West Bengal Chief Minister Mamata Banerjee, who had extended support to the Grand Alliance in the middle of the Bihar polls, was one of the first leaders to congratulate Nitish Kumar and Lalu Prasad on their victory.
“Congratulations Nitish Kumarji, Laluji and your full team. And all my Bihar brother and sisters. Victory of tolerance, defeat of intolerance,” she tweeted. This was followed by a tweet from Trinamool Congress national spokesperson Derek O Brien, who said, “BJP loses. India saved”.
This public expression of support is expected to stand the TMC in good stead, given that voters from Bihar make up 20-25 per cent of the voters in over 60 Assembly seats in West Bengal.
In the 2014 Lok Sabha polls, the BJP had increased its vote share by more than double (17 per cent, from 6-7 per cent earlier). However, it didn’t do well in the subsequent polls to the municipal and panchayat bodies.
WATCH VIDEO: Bihar Election Results: Editors’ Take
BJP leaders admitted in private that their organisational structure is in disarray and a large chunk of their new upper-caste Hindu support base may shift to the TMC.
Lalu, in fact, made a point of the BJP’s West Bengal hopes in his press conference after the Bihar results, saying that while the BJP was looking to get a foothold in Kolkata, the Mahagathbandhan had turned it back from Patna.
Siddhartha Nath Singh, the BJP national spokesperson, who also holds the charge of Bengal for the party, insisted that Bihar will not have any effect on Bengal. “It is a new turf, it is a new battle.”

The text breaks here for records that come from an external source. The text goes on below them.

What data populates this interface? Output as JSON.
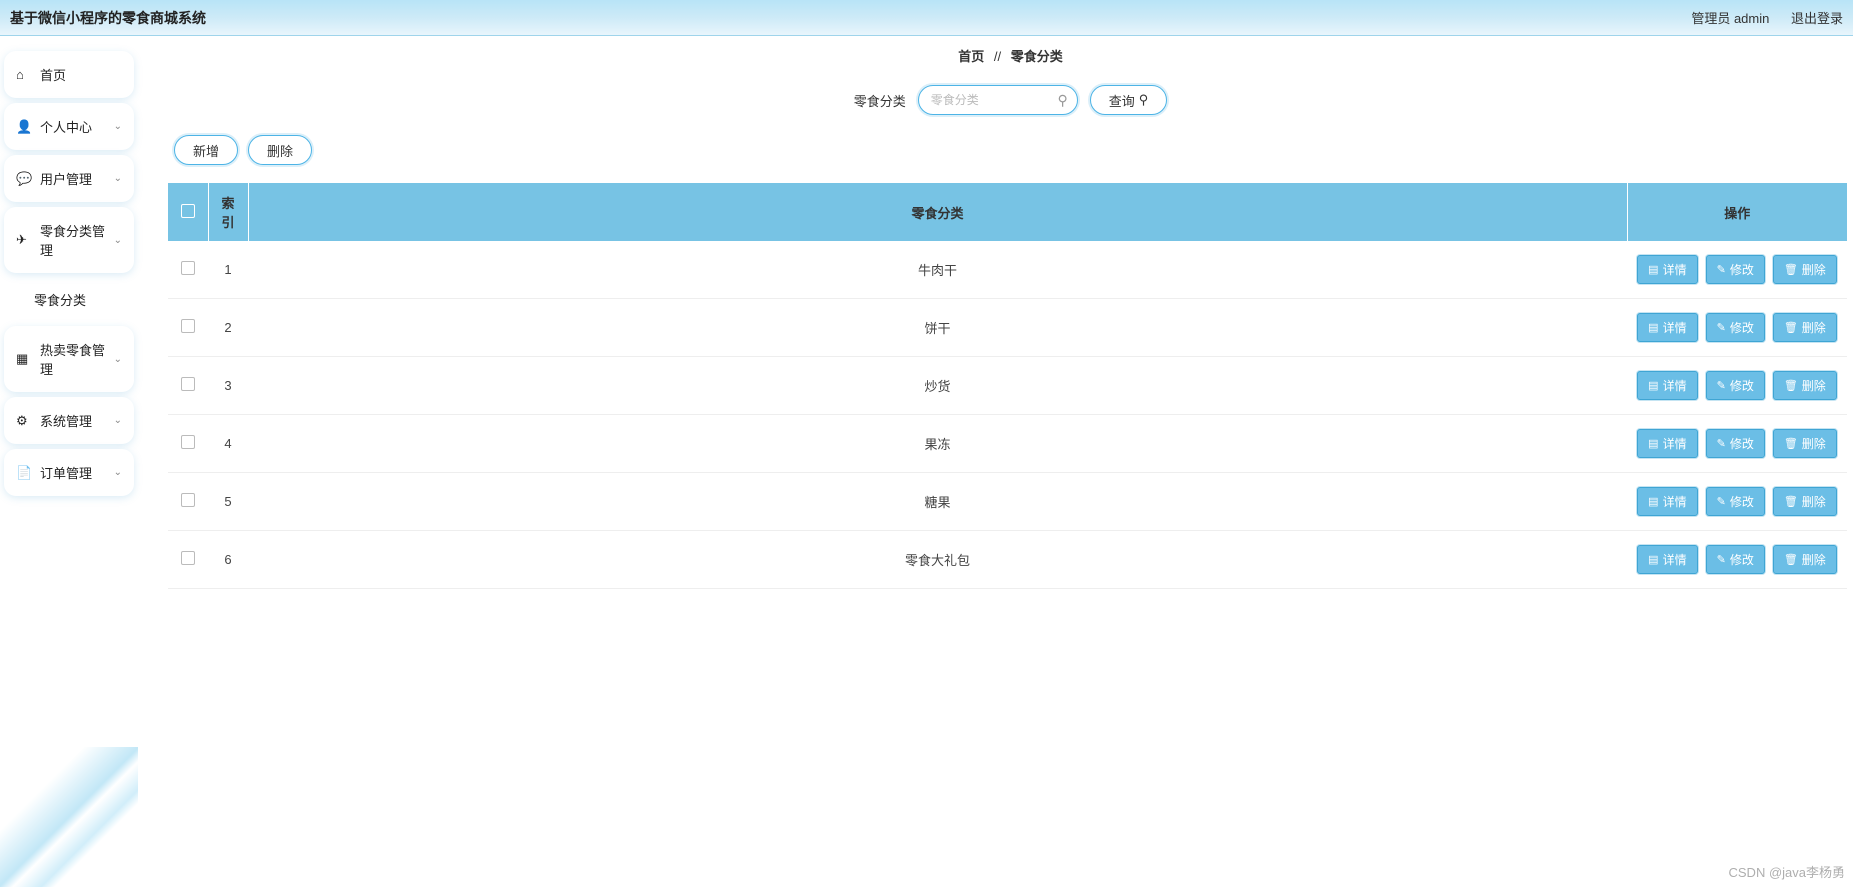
{
  "header": {
    "title": "基于微信小程序的零食商城系统",
    "user_label": "管理员 admin",
    "logout_label": "退出登录"
  },
  "sidebar": {
    "items": [
      {
        "icon": "⌂",
        "label": "首页",
        "expandable": false
      },
      {
        "icon": "👤",
        "label": "个人中心",
        "expandable": true
      },
      {
        "icon": "💬",
        "label": "用户管理",
        "expandable": true
      },
      {
        "icon": "✈",
        "label": "零食分类管理",
        "expandable": true,
        "expanded": true,
        "children": [
          {
            "label": "零食分类"
          }
        ]
      },
      {
        "icon": "▦",
        "label": "热卖零食管理",
        "expandable": true
      },
      {
        "icon": "⚙",
        "label": "系统管理",
        "expandable": true
      },
      {
        "icon": "📄",
        "label": "订单管理",
        "expandable": true
      }
    ]
  },
  "breadcrumb": {
    "home": "首页",
    "separator": "//",
    "current": "零食分类"
  },
  "search": {
    "label": "零食分类",
    "placeholder": "零食分类",
    "query_label": "查询"
  },
  "toolbar": {
    "add_label": "新增",
    "delete_label": "删除"
  },
  "table": {
    "headers": {
      "index": "索引",
      "category": "零食分类",
      "ops": "操作"
    },
    "rows": [
      {
        "index": "1",
        "category": "牛肉干"
      },
      {
        "index": "2",
        "category": "饼干"
      },
      {
        "index": "3",
        "category": "炒货"
      },
      {
        "index": "4",
        "category": "果冻"
      },
      {
        "index": "5",
        "category": "糖果"
      },
      {
        "index": "6",
        "category": "零食大礼包"
      }
    ],
    "op_labels": {
      "detail": "详情",
      "edit": "修改",
      "delete": "删除"
    }
  },
  "watermark": "CSDN @java李杨勇"
}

But right now, the TMC looks very strong even on its own. Mamata has consolidated her Muslim support base (they make up over 30 per cent of the voters) and has been wooing Dalit/SC/ST voters.